position of moral philsophers from the British Enlightenment (think Hume)
to today's social psychologists. The view I favor has origins
in the writings of Adam Smith, Noam Chomsky and John Rawls.
It is a view that sees our moral faculty as a suite of intuitions
based on principles of action that operate over judgments
permissible, obligatory, and forbidden behaviors. It has
a rational flavor, but we are not conscious of its workings.
has an emotional flavor, but emotions
from Siena, where I just watched one of the Palio races for
and thence to the present day dominance of the West in science and technology.
The statue dates back to 1863, and was carved by Giovanni Paganucci. There
is no evidence that it is anything but a work of pure fiction; no contemporary
likeness of Leonardo exists, nor any physical description of him. The street
sign is for a stretch of road that runs along the River Arno. After less than
a quarter of a mile it becomes the Lungarno Galileo Galilei.
friend visited from Paris the other day and when I took him to the
beach he almost fell over, thinking of crowded French
seaside resorts in the summer. Each summer I find myself thinking about
belief systems and how difficult they are to change.
New South Wales, Australia
Here is a photo of my recent wedding day, with my new wife Pauline, a science journalist with ABC Radio National. It was taken in our back garden.
I'm shortly off to Seattle, to attend the Foundation for the Future

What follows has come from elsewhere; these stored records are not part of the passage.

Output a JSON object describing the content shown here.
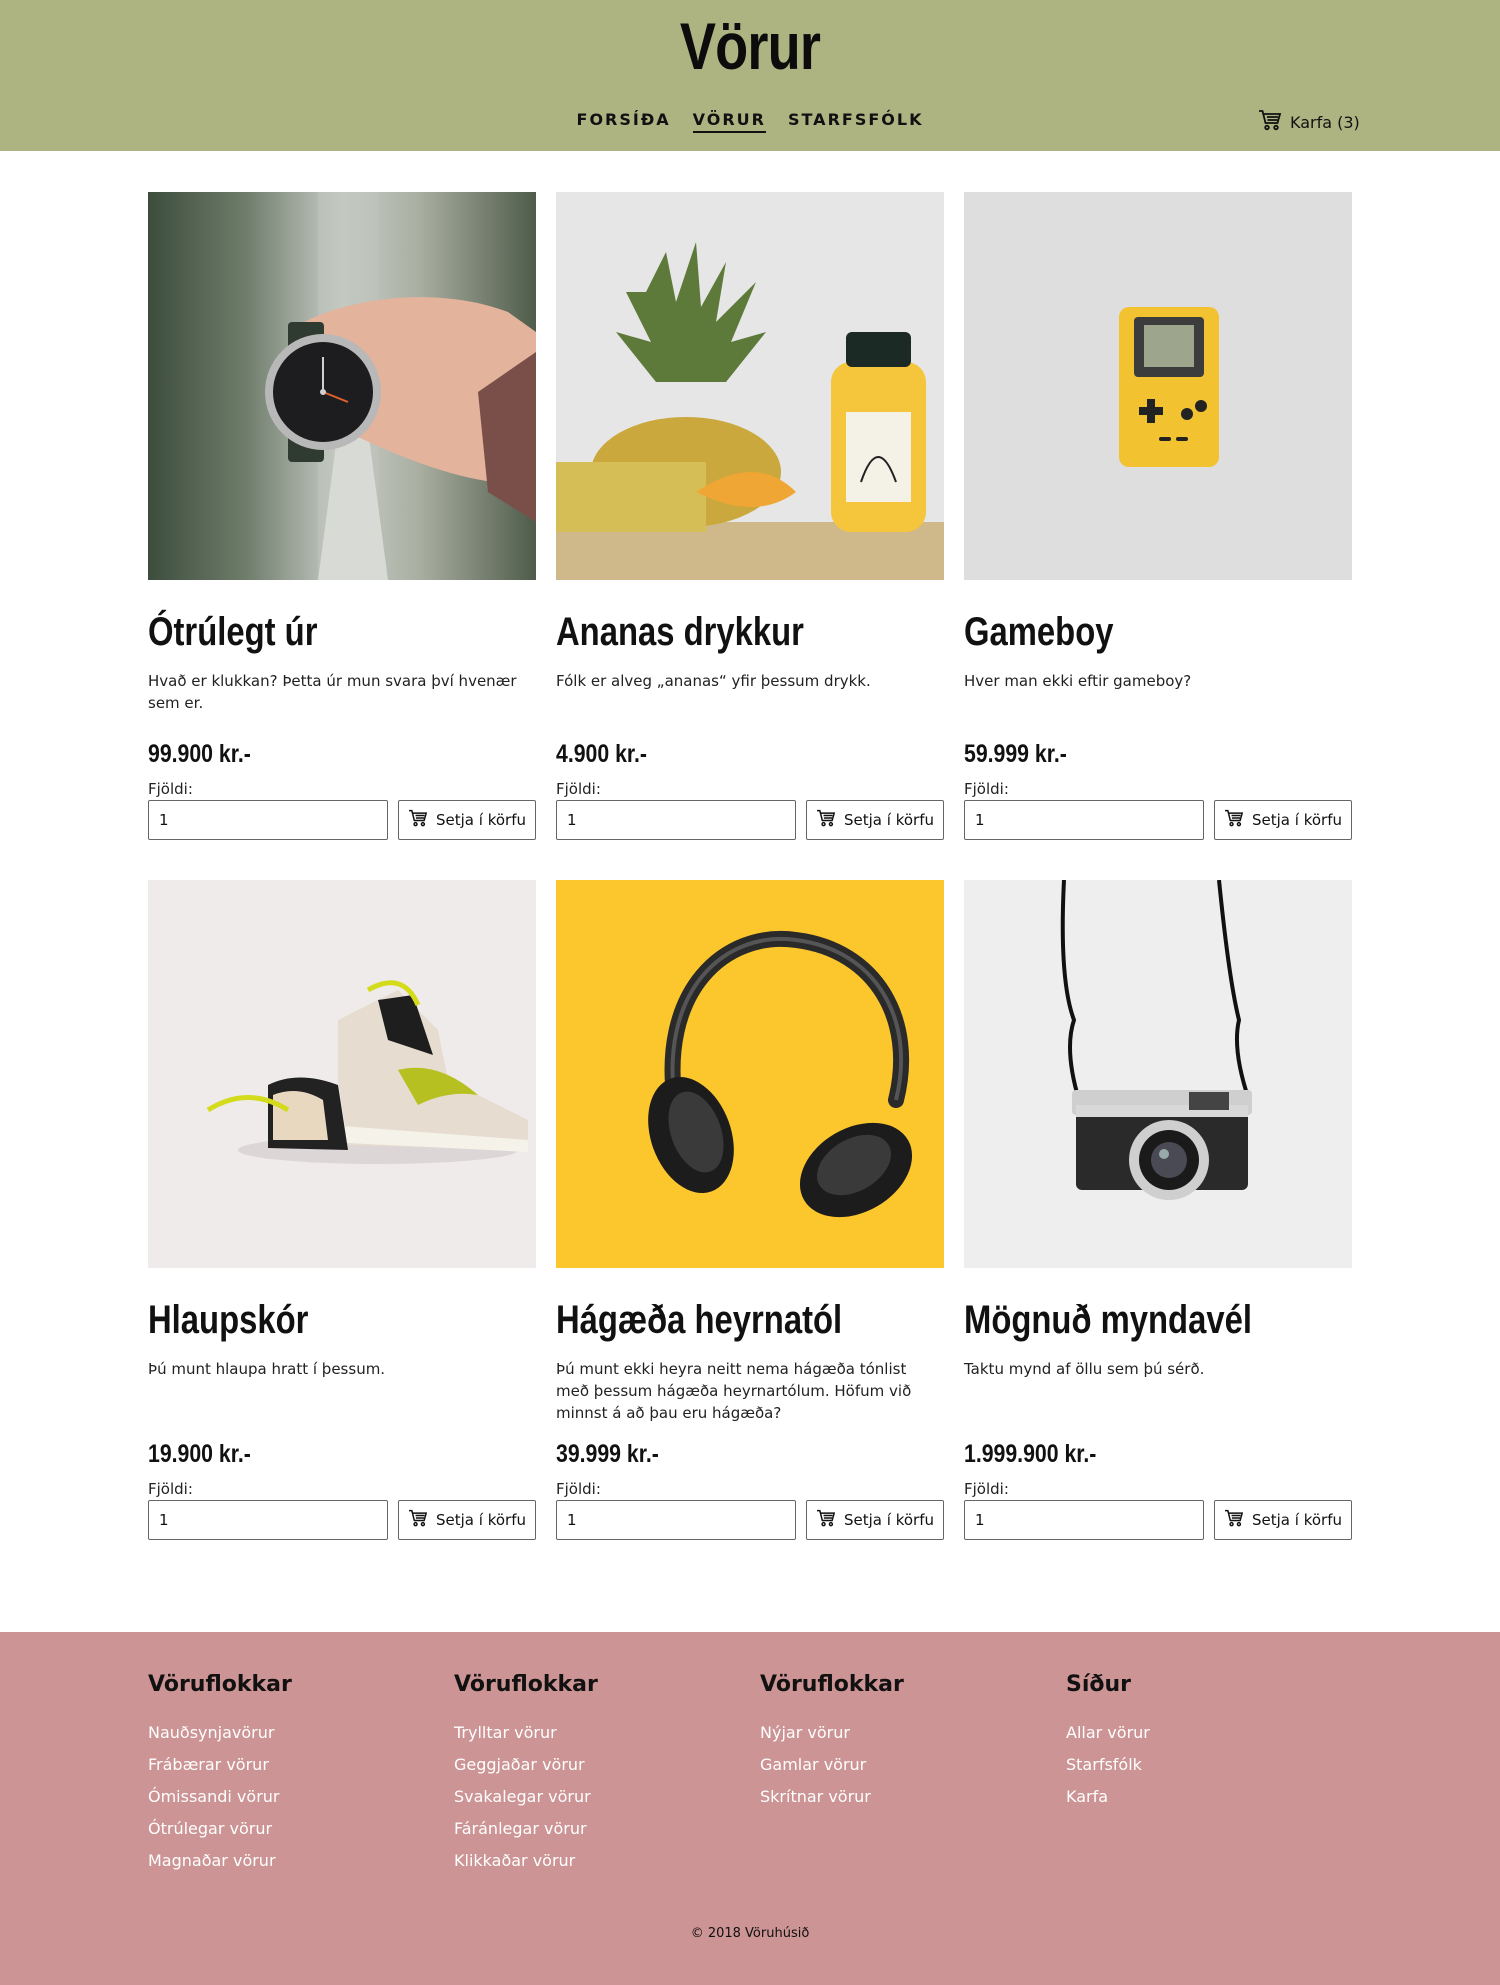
{
  "header": {
    "title": "Vörur",
    "nav": [
      {
        "label": "FORSÍÐA"
      },
      {
        "label": "VÖRUR"
      },
      {
        "label": "STARFSFÓLK"
      }
    ],
    "cart_label": "Karfa (3)"
  },
  "products": [
    {
      "name": "Ótrúlegt úr",
      "description": "Hvað er klukkan? Þetta úr mun svara því hvenær sem er.",
      "price": "99.900 kr.-",
      "qty_label": "Fjöldi:",
      "qty_value": "1",
      "button_label": "Setja í körfu"
    },
    {
      "name": "Ananas drykkur",
      "description": "Fólk er alveg „ananas“ yfir þessum drykk.",
      "price": "4.900 kr.-",
      "qty_label": "Fjöldi:",
      "qty_value": "1",
      "button_label": "Setja í körfu"
    },
    {
      "name": "Gameboy",
      "description": "Hver man ekki eftir gameboy?",
      "price": "59.999 kr.-",
      "qty_label": "Fjöldi:",
      "qty_value": "1",
      "button_label": "Setja í körfu"
    },
    {
      "name": "Hlaupskór",
      "description": "Þú munt hlaupa hratt í þessum.",
      "price": "19.900 kr.-",
      "qty_label": "Fjöldi:",
      "qty_value": "1",
      "button_label": "Setja í körfu"
    },
    {
      "name": "Hágæða heyrnatól",
      "description": "Þú munt ekki heyra neitt nema hágæða tónlist með þessum hágæða heyrnartólum. Höfum við minnst á að þau eru hágæða?",
      "price": "39.999 kr.-",
      "qty_label": "Fjöldi:",
      "qty_value": "1",
      "button_label": "Setja í körfu"
    },
    {
      "name": "Mögnuð myndavél",
      "description": "Taktu mynd af öllu sem þú sérð.",
      "price": "1.999.900 kr.-",
      "qty_label": "Fjöldi:",
      "qty_value": "1",
      "button_label": "Setja í körfu"
    }
  ],
  "footer": {
    "columns": [
      {
        "heading": "Vöruflokkar",
        "links": [
          "Nauðsynjavörur",
          "Frábærar vörur",
          "Ómissandi vörur",
          "Ótrúlegar vörur",
          "Magnaðar vörur"
        ]
      },
      {
        "heading": "Vöruflokkar",
        "links": [
          "Trylltar vörur",
          "Geggjaðar vörur",
          "Svakalegar vörur",
          "Fáránlegar vörur",
          "Klikkaðar vörur"
        ]
      },
      {
        "heading": "Vöruflokkar",
        "links": [
          "Nýjar vörur",
          "Gamlar vörur",
          "Skrítnar vörur"
        ]
      },
      {
        "heading": "Síður",
        "links": [
          "Allar vörur",
          "Starfsfólk",
          "Karfa"
        ]
      }
    ],
    "copyright": "© 2018 Vöruhúsið"
  },
  "colors": {
    "header_bg": "#adb482",
    "footer_bg": "#cc9494",
    "footer_link": "#ffffff"
  },
  "icons": {
    "cart": "shopping-cart-icon"
  }
}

'Humanity 3000' meeting. I'll also be spending one day in New York! And it will be totally wiped out by filming with the BBC for a Horizon special on time travel. I fly to London that evening for one day, meeting family, then to Venice to lecture at a cultural festival. I'll be making a quick dash to fulfill my childhood dream of visiting the independent country of San Marino, one of only three in the world totally embedded in another nation (do you know the other two?). I have an obsession with geographical trivia.